I enjoyed Trevor Noah’s Born a Crime: Stories from a South African Childhood enormously. First of all, if you have watched “The Daily Show” which he took over from Jon Stewart a while ago, you’ll hear his voice in every sentence. His writing has that kind of authenticity. It bubbles over with excitement and good humor, and at the same time it’s penetrating in the accuracy of its psychological and social observation.
To have been “Born a Crime” was of course a literal truth for a bi-racial child in his native apartheid South Africa. Deprived of more than fleeting contact with a Swiss father, Noah was brought up by a fiercely loving and tenacious mother, who spared him neither the beating when she thought he deserved it, nor the often biting wisdom of her tongue. From his early years, he made fun of the Christianity to which she was devoted, but learned from her the ethical compass that saw him through even a mischievously rebellious—and at times moderately criminal youth.
Noah earned his smarts the hard way: on the back streets of Johannesburg’s black townships, where survival was a matter of learning to negotiate the constantly shifting shoals of social, racial and political turmoil. Coming of age at the moment when apartheid was finally crushed by a mix of internal and international pressures, and always an outsider—not white, not “colored,” not Indian, and never accepted as completely black—he slipped cheekily between racial barriers by guile, deception and duplicity, making sure that he always, improbably, came out ahead of the game. Well, usually. There are times he described being slapped down brutally. But he has the native ability to bounce back up every time he gets knocked down.

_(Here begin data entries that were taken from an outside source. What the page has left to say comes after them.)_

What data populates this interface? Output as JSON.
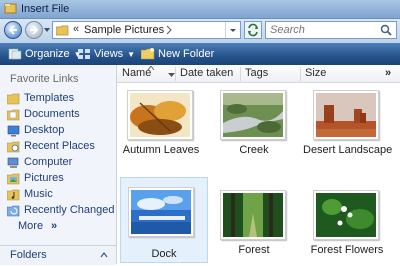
{
  "window": {
    "title": "Insert File"
  },
  "address": {
    "chevron": "«",
    "path": "Sample Pictures"
  },
  "search": {
    "placeholder": "Search"
  },
  "toolbar": {
    "organize": "Organize",
    "views": "Views",
    "new_folder": "New Folder"
  },
  "sidebar": {
    "title": "Favorite Links",
    "items": [
      {
        "label": "Templates",
        "icon": "folder-icon"
      },
      {
        "label": "Documents",
        "icon": "documents-icon"
      },
      {
        "label": "Desktop",
        "icon": "desktop-icon"
      },
      {
        "label": "Recent Places",
        "icon": "recent-places-icon"
      },
      {
        "label": "Computer",
        "icon": "computer-icon"
      },
      {
        "label": "Pictures",
        "icon": "pictures-icon"
      },
      {
        "label": "Music",
        "icon": "music-icon"
      },
      {
        "label": "Recently Changed",
        "icon": "recently-changed-icon"
      },
      {
        "label": "More",
        "icon": "chevron-double-right-icon"
      }
    ],
    "more_chevron": "»",
    "folders_label": "Folders"
  },
  "columns": {
    "name": "Name",
    "date_taken": "Date taken",
    "tags": "Tags",
    "size": "Size",
    "more": "»"
  },
  "files": [
    {
      "name": "Autumn Leaves",
      "selected": false
    },
    {
      "name": "Creek",
      "selected": false
    },
    {
      "name": "Desert Landscape",
      "selected": false
    },
    {
      "name": "Dock",
      "selected": true
    },
    {
      "name": "Forest",
      "selected": false
    },
    {
      "name": "Forest Flowers",
      "selected": false
    }
  ],
  "colors": {
    "command_bar": "#26538c",
    "selection": "#e4f0fb",
    "link_text": "#1f3f7a"
  }
}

If Noah takes us on an often riotous journey, it’s one that is also often profoundly moving. Little short of a miracle that he survived a brutally abusive stepfather, a peripatetic education that combined the disciplined experience of Catholic school with the chaos of the streets, and his own unruly spirit that rejected every social norm, to become the sharp-witted, unsparing social critic that he is today. If you want to understand where his peculiar brand of satire comes from, this is a good place to start.